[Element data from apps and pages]
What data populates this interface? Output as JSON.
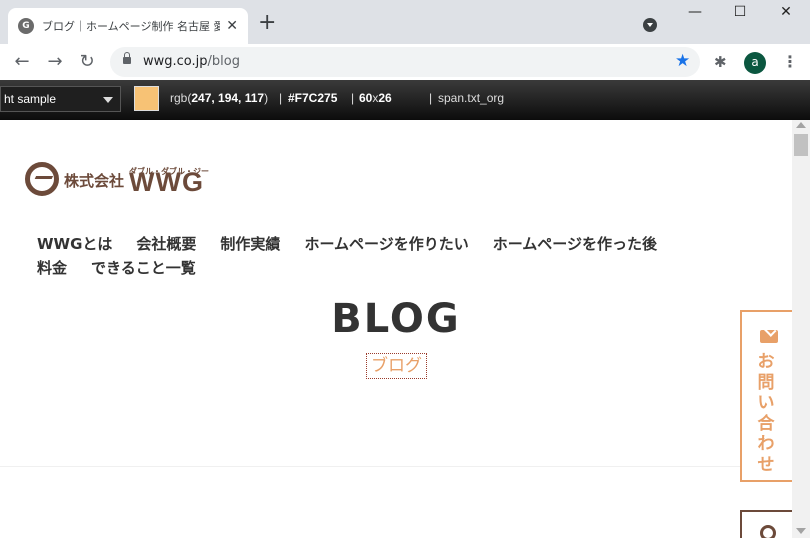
{
  "browser": {
    "tab_title": "ブログ｜ホームページ制作 名古屋 愛知",
    "tab_favicon": "wwg-logo",
    "url_host": "wwg.co.jp",
    "url_path": "/blog",
    "profile_initial": "a",
    "accent_color": "#1a73e8"
  },
  "picker": {
    "select_value": "ht sample",
    "swatch_color": "#f7c275",
    "rgb_prefix": "rgb(",
    "rgb_values": "247, 194, 117",
    "rgb_suffix": ")",
    "hex": "#F7C275",
    "size_w": "60",
    "size_x": "x",
    "size_h": "26",
    "selector": "span.txt_org"
  },
  "site": {
    "logo_company": "株式会社",
    "logo_name": "WWG",
    "logo_ruby": "ダブル・ダブル・ジー",
    "brand_color": "#6c4a3a",
    "nav": [
      "WWGとは",
      "会社概要",
      "制作実績",
      "ホームページを作りたい",
      "ホームページを作った後",
      "料金",
      "できること一覧"
    ],
    "page_title": "BLOG",
    "page_subtitle": "ブログ",
    "subtitle_color": "#e8a068",
    "contact_text": "お問い合わせ"
  }
}
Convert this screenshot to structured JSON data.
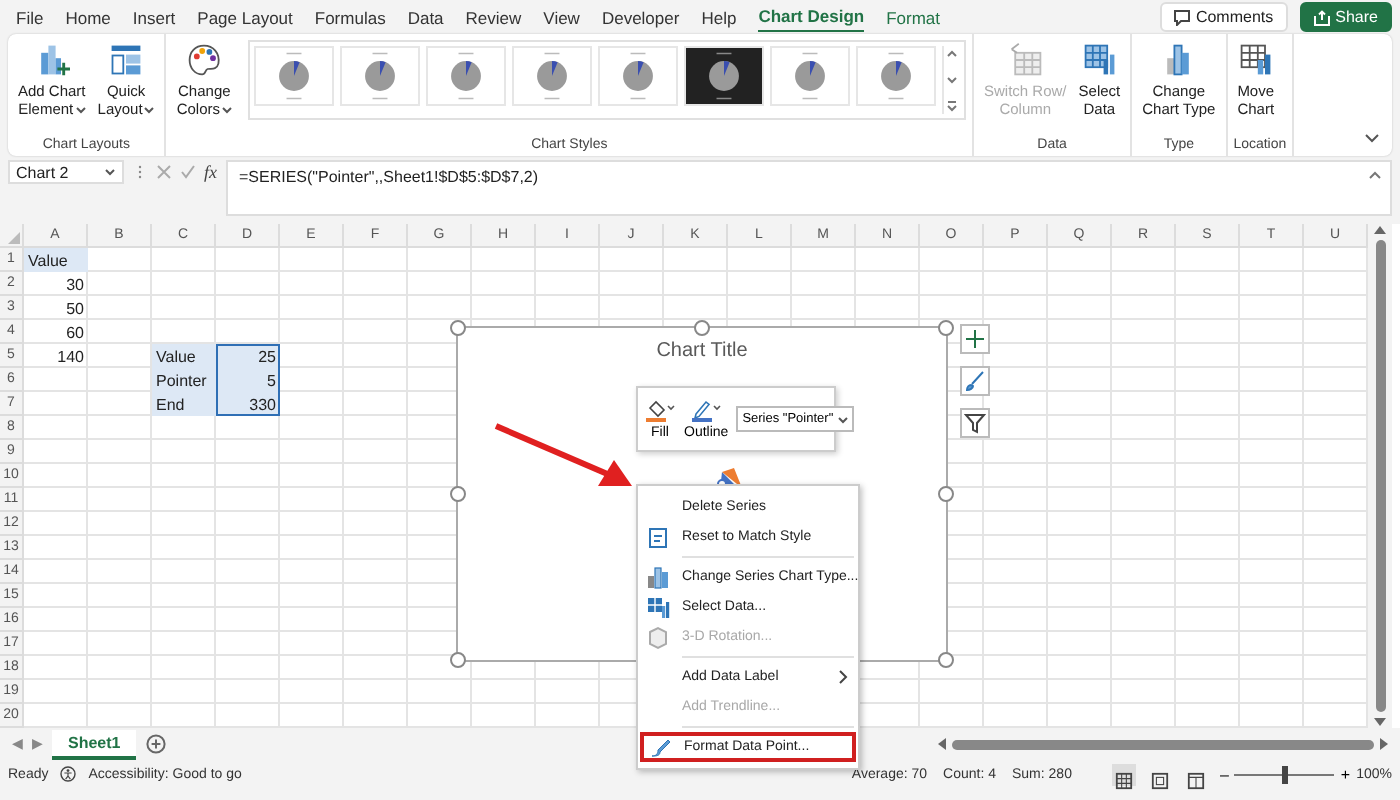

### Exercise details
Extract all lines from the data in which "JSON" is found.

### Answer area
What data populates this interface? Output as JSON.
Convert this screenshot to structured JSON data.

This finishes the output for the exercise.